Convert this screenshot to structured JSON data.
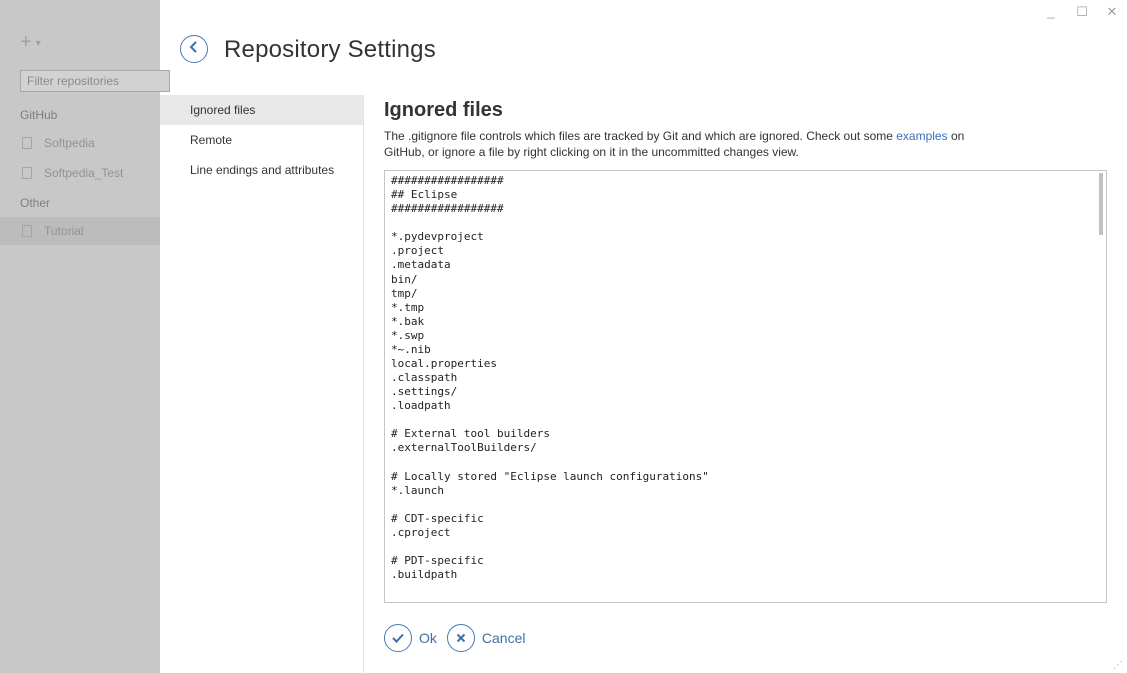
{
  "sidebar": {
    "add_icon": "+",
    "filter_placeholder": "Filter repositories",
    "groups": [
      {
        "label": "GitHub",
        "items": [
          "Softpedia",
          "Softpedia_Test"
        ]
      },
      {
        "label": "Other",
        "items": [
          "Tutorial"
        ]
      }
    ]
  },
  "window": {
    "minimize": "_",
    "maximize": "☐",
    "close": "✕"
  },
  "header": {
    "title": "Repository Settings",
    "back_icon": "‹"
  },
  "nav": {
    "items": [
      "Ignored files",
      "Remote",
      "Line endings and attributes"
    ],
    "active": "Ignored files"
  },
  "content": {
    "title": "Ignored files",
    "description_before": "The .gitignore file controls which files are tracked by Git and which are ignored. Check out some ",
    "description_link": "examples",
    "description_after": " on GitHub, or ignore a file by right clicking on it in the uncommitted changes view.",
    "gitignore": "#################\n## Eclipse\n#################\n\n*.pydevproject\n.project\n.metadata\nbin/\ntmp/\n*.tmp\n*.bak\n*.swp\n*~.nib\nlocal.properties\n.classpath\n.settings/\n.loadpath\n\n# External tool builders\n.externalToolBuilders/\n\n# Locally stored \"Eclipse launch configurations\"\n*.launch\n\n# CDT-specific\n.cproject\n\n# PDT-specific\n.buildpath"
  },
  "actions": {
    "ok_label": "Ok",
    "cancel_label": "Cancel"
  },
  "colors": {
    "accent": "#3d6fa9",
    "sidebar_bg": "#c8c8c8"
  }
}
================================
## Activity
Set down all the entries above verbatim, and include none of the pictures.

## Answer box
Convert this screenshot to structured JSON data.
{
  "sidebar": {
    "add_icon": "+",
    "filter_placeholder": "Filter repositories",
    "groups": [
      {
        "label": "GitHub",
        "items": [
          "Softpedia",
          "Softpedia_Test"
        ]
      },
      {
        "label": "Other",
        "items": [
          "Tutorial"
        ]
      }
    ]
  },
  "window": {
    "minimize": "_",
    "maximize": "☐",
    "close": "✕"
  },
  "header": {
    "title": "Repository Settings",
    "back_icon": "‹"
  },
  "nav": {
    "items": [
      "Ignored files",
      "Remote",
      "Line endings and attributes"
    ],
    "active": "Ignored files"
  },
  "content": {
    "title": "Ignored files",
    "description_before": "The .gitignore file controls which files are tracked by Git and which are ignored. Check out some ",
    "description_link": "examples",
    "description_after": " on GitHub, or ignore a file by right clicking on it in the uncommitted changes view.",
    "gitignore": "#################\n## Eclipse\n#################\n\n*.pydevproject\n.project\n.metadata\nbin/\ntmp/\n*.tmp\n*.bak\n*.swp\n*~.nib\nlocal.properties\n.classpath\n.settings/\n.loadpath\n\n# External tool builders\n.externalToolBuilders/\n\n# Locally stored \"Eclipse launch configurations\"\n*.launch\n\n# CDT-specific\n.cproject\n\n# PDT-specific\n.buildpath"
  },
  "actions": {
    "ok_label": "Ok",
    "cancel_label": "Cancel"
  },
  "colors": {
    "accent": "#3d6fa9",
    "sidebar_bg": "#c8c8c8"
  }
}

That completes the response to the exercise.